Scary stories, on the other hand, can exist in almost any genre. I think a good author can wring a bit of terror out of something entirely realistic and/or mundane. However, it’s pretty rare that I read something that genuinely freaks me out. When it does, it’s the sort of thing that sticks with me forever, which is definitely something to strive towards as a writer. I’m certainly drawn to writing scary stories myself.

LullabyWhen I think of scary stories, one of the first that springs to mind is Chuck Palahniuk’s Lullaby, which tells the story of a man who discovers an African culling song in a children’s book. Unfortunately for him, he only discovers the song’s powers after he’s read it to his wife and child and accidentally killed them both. Then, of course, the song gets stuck in his head, and if he inadvertently thinks it at someone, they die. Needless to say, I found the concept of a deadly thought virus completely and utterly terrifying.

CoralineNext in line is Neil Gaiman’s Coraline, which is probably my most favorite of all his books. The funny thing about the book is that I’ve heard it tends to scare adults far more than children. Apparently a young girl exploring a frightening alternate universe full of terrible danger tends to freak out adults but sounds like an adventure to kids. Go figure! Gaiman skillfully uses surrealism and an omnipresent menacing atmosphere to keep the reader constantly off-kilter, and the tension just keeps building. Coraline isn’t the only work of Gaiman’s that I’ve found creepy and/or disturbing. Some of his short stories are particularly chilling as well.

The End of EverythingI’d also argue that Megan Abbott’s The End of Everything fits in this category. The narrator, Evie, is a teenage girl in the 1980s whose best friend suddenly disappears one day. Was she abducted? Did she kill herself? Panic in the community builds as the disappearance drags on and on, and Evie takes it upon herself to investigate what happened. Part of what makes the book so terrifying are the uncomfortable parallels between Evie’s crush on an older man and the increasing likelihood that her friend was abducted by a pedophile. Nothing in the book is black and white, and even though it’s one of the best books I’ve read in a long time, I hesitate to recommend it to anyone simply because it filled me with such a palpable feeling of uneasiness throughout.

I hope to someday tell a story that manages to convey the same sense of dread and uneasiness I felt when I read those books and others.

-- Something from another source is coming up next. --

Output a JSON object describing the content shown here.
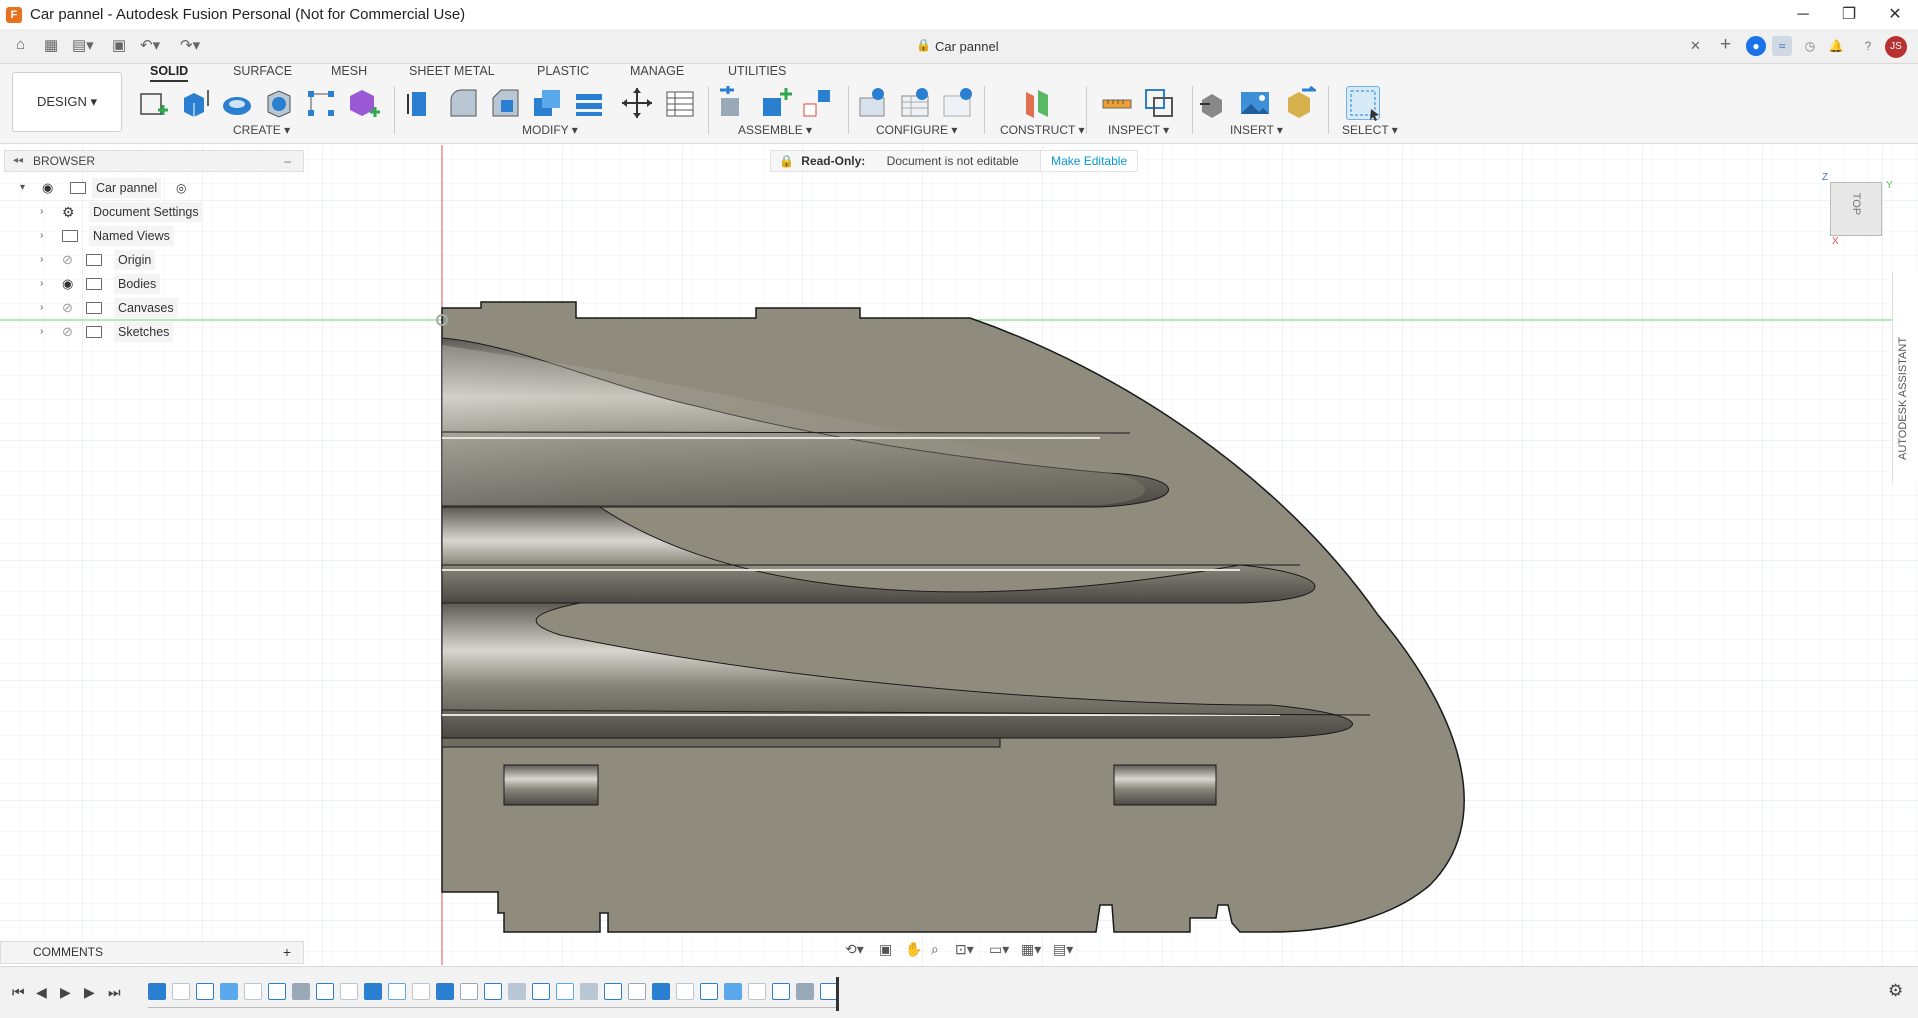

Until then, I’ll continue on my quest to read truly frightening books wherever I may find them.